PROBLEM → Pull every line holding the string "arrow" from the records below.

Extracted records

-=-=-=-=-

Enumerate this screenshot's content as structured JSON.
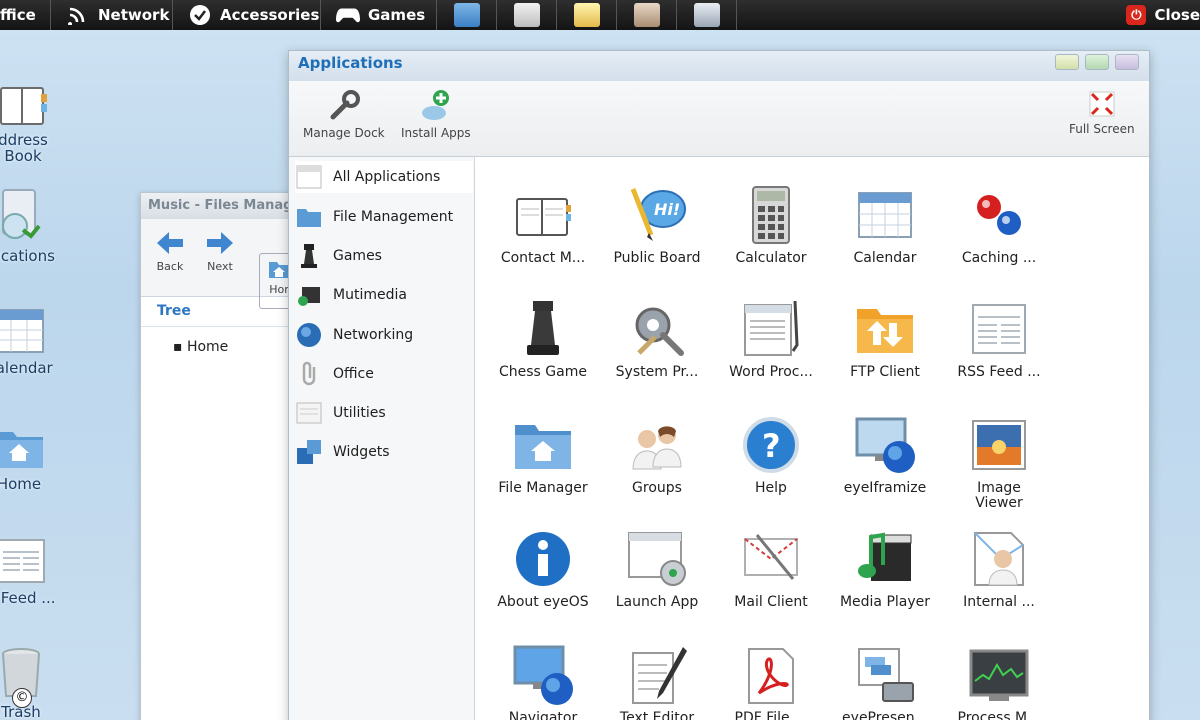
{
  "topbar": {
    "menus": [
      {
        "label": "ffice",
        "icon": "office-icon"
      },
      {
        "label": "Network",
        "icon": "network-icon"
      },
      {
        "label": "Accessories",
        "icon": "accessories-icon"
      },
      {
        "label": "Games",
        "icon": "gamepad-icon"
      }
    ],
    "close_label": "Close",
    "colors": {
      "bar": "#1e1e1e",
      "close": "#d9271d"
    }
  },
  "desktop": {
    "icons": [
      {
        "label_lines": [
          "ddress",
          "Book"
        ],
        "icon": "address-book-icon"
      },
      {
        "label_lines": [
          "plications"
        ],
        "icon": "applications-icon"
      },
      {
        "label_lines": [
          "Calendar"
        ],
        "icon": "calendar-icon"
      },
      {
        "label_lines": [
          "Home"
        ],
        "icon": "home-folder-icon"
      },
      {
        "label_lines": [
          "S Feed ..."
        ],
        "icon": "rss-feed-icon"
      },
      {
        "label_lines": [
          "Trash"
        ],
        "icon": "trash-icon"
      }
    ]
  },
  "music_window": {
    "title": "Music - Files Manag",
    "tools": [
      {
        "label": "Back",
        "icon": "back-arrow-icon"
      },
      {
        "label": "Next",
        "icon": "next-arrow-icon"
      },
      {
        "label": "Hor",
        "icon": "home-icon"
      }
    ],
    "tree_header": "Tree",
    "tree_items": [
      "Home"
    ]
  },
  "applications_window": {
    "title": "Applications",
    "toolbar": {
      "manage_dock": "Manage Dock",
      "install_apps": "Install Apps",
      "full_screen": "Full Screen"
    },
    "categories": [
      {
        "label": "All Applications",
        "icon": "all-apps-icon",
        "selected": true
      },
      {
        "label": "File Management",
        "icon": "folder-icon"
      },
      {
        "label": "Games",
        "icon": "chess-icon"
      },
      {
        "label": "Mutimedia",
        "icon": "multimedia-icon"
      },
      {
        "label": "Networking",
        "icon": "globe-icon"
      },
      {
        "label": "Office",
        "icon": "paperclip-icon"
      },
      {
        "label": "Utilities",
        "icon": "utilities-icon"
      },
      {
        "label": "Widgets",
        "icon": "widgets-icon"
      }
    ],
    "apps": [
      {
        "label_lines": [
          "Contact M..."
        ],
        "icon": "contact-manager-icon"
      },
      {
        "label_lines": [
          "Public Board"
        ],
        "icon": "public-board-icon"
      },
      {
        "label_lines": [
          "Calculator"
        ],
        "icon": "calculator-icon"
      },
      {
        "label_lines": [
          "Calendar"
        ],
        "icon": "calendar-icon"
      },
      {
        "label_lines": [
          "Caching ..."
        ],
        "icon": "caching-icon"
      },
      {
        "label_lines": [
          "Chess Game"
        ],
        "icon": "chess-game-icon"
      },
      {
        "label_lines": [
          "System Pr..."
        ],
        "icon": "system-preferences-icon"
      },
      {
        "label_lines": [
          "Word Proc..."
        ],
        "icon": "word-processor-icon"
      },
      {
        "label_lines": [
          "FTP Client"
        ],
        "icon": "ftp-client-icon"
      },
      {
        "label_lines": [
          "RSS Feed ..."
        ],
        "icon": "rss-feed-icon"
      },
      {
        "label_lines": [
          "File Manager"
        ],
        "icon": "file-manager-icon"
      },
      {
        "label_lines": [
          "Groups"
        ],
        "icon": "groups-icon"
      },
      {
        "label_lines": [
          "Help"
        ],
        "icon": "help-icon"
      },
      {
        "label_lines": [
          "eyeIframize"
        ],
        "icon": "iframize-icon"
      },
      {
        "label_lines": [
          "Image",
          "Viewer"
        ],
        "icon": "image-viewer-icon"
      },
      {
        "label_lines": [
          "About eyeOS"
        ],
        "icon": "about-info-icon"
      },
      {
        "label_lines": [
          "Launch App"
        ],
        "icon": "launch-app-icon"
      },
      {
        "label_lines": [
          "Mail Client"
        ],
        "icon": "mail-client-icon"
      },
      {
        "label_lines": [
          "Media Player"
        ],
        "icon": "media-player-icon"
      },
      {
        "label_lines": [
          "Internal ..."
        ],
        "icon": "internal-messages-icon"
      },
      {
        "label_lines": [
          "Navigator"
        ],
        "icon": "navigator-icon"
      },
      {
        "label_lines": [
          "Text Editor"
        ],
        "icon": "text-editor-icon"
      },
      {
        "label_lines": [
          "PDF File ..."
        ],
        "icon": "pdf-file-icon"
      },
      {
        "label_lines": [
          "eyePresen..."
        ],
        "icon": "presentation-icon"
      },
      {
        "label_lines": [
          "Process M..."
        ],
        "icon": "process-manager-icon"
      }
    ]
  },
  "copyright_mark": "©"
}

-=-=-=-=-

EXERCISE ANSWER →
        "icon": "back-arrow-icon"
        "icon": "next-arrow-icon"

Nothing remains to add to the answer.